united by things held in common, einai sun ("This man was also with Him":
Luke 22: 56); or in connection with the local relations, einai para ("The glory which I
had with Thee before the world was": John 17: 5); but in a sense different from any of
these, that could only be expressed by the preposition pros.
At this point, let us turn for a moment to Heb. 4:, where the same word pros is used.
It would seem presumptuous for any one person, unless most fully qualified to speak,
to suggest that all existing translations of Heb. 4: 13 have missed the mark; and yet, as

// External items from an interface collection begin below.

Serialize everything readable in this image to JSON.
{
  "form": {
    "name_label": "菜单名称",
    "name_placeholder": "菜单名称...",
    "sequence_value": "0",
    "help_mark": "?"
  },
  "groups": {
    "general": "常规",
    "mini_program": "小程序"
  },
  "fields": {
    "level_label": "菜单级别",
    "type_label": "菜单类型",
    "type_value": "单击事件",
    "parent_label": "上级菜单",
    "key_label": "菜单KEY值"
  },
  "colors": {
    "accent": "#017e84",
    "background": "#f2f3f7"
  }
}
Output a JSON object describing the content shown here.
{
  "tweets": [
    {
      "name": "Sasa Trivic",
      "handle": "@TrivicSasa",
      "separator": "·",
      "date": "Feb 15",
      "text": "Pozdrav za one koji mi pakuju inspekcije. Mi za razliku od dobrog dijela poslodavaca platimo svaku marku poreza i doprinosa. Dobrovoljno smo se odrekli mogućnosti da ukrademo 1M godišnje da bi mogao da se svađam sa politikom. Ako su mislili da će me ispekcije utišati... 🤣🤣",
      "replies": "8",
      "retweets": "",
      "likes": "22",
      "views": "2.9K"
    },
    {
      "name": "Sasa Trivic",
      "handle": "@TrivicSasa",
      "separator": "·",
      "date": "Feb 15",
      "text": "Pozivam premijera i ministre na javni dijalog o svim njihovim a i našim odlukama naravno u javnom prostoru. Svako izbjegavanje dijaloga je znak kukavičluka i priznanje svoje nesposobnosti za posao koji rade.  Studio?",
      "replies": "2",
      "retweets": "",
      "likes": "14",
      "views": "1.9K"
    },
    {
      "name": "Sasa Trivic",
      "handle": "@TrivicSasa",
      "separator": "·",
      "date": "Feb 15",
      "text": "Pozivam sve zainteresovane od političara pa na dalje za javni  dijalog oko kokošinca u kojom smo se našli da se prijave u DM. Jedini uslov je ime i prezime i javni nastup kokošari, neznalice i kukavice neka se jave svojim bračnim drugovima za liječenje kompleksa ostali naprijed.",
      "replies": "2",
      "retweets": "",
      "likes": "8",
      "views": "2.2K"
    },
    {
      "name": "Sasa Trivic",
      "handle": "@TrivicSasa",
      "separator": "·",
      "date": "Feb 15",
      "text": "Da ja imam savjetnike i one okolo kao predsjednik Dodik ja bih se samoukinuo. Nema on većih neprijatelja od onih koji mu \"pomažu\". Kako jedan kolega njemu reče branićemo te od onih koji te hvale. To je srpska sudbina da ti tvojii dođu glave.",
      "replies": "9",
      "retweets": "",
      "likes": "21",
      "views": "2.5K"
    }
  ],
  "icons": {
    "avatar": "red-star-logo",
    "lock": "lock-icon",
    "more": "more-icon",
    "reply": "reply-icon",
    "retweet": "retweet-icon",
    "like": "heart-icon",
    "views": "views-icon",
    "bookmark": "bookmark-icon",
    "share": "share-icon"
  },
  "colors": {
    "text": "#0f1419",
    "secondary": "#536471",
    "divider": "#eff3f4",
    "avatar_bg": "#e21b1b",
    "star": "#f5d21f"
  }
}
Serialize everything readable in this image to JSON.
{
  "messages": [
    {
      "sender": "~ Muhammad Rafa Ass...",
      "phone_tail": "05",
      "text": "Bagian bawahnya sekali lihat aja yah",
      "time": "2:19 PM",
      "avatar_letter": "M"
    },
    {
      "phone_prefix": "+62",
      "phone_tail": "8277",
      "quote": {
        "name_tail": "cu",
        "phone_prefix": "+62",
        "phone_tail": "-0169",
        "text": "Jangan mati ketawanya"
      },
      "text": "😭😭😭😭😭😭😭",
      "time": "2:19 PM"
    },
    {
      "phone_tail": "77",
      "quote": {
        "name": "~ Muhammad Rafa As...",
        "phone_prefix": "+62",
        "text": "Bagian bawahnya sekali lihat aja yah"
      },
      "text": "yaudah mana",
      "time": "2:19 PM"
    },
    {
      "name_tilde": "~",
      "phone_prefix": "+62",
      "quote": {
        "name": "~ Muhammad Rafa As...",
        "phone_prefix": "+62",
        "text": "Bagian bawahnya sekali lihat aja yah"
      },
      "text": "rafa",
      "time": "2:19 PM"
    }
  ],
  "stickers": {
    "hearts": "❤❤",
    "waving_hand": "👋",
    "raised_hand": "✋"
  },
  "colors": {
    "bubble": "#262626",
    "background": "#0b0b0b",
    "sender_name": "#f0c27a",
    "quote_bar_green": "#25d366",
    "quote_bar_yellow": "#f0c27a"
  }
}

we shall see, there is much to be said for a more literal rendering. The Authorized and
Revised Versions read "With Whom we have to do", while alternative renderings given
in other translations are either "To Whom we must give an account", or "About Whom is
our discourse". The original in Heb. 4: 13 is Pros hon hemin ho logos, or, translating
literally: "With Whom for us the Word." We may compare this with John 1: 1: Kai ho
logos en pros ton theon, "And the Word was with the God". There is so much in
common between John 1: 1-5 and Heb. 1:, which we must consider later, that we are
compelled to ask why Heb. 4: 13 should not be accepted literally:
"For the word of God is quick and powerful . . . . . all things are naked and opened in
the eyes of Him, with Whom for us is the Word."
The argument in Hebrews concerning Christ is much the same as that of John.
Heb. 4: 14-16 follows the reference to the Word that was "with" God (pros) by an
encouraging statement concerning the sympathy of Him, Who has now passed through
the heavens to the place where He was before. However, we must leave this very
intricate point, and turn to the wider consideration of the distinctive meaning of the
preposition pros.
It has been pointed out by others that pros is used very much with the verbs lego,
laleo, etc., meaning "to speak". One very common translation of pros is "to"--as for
example, "He brought him to Jesus" (John 1: 42).  It is also sometimes translated
"toward" as in Eph. 2: 7. "Unto" is also a very common translation, as in John 1: 29,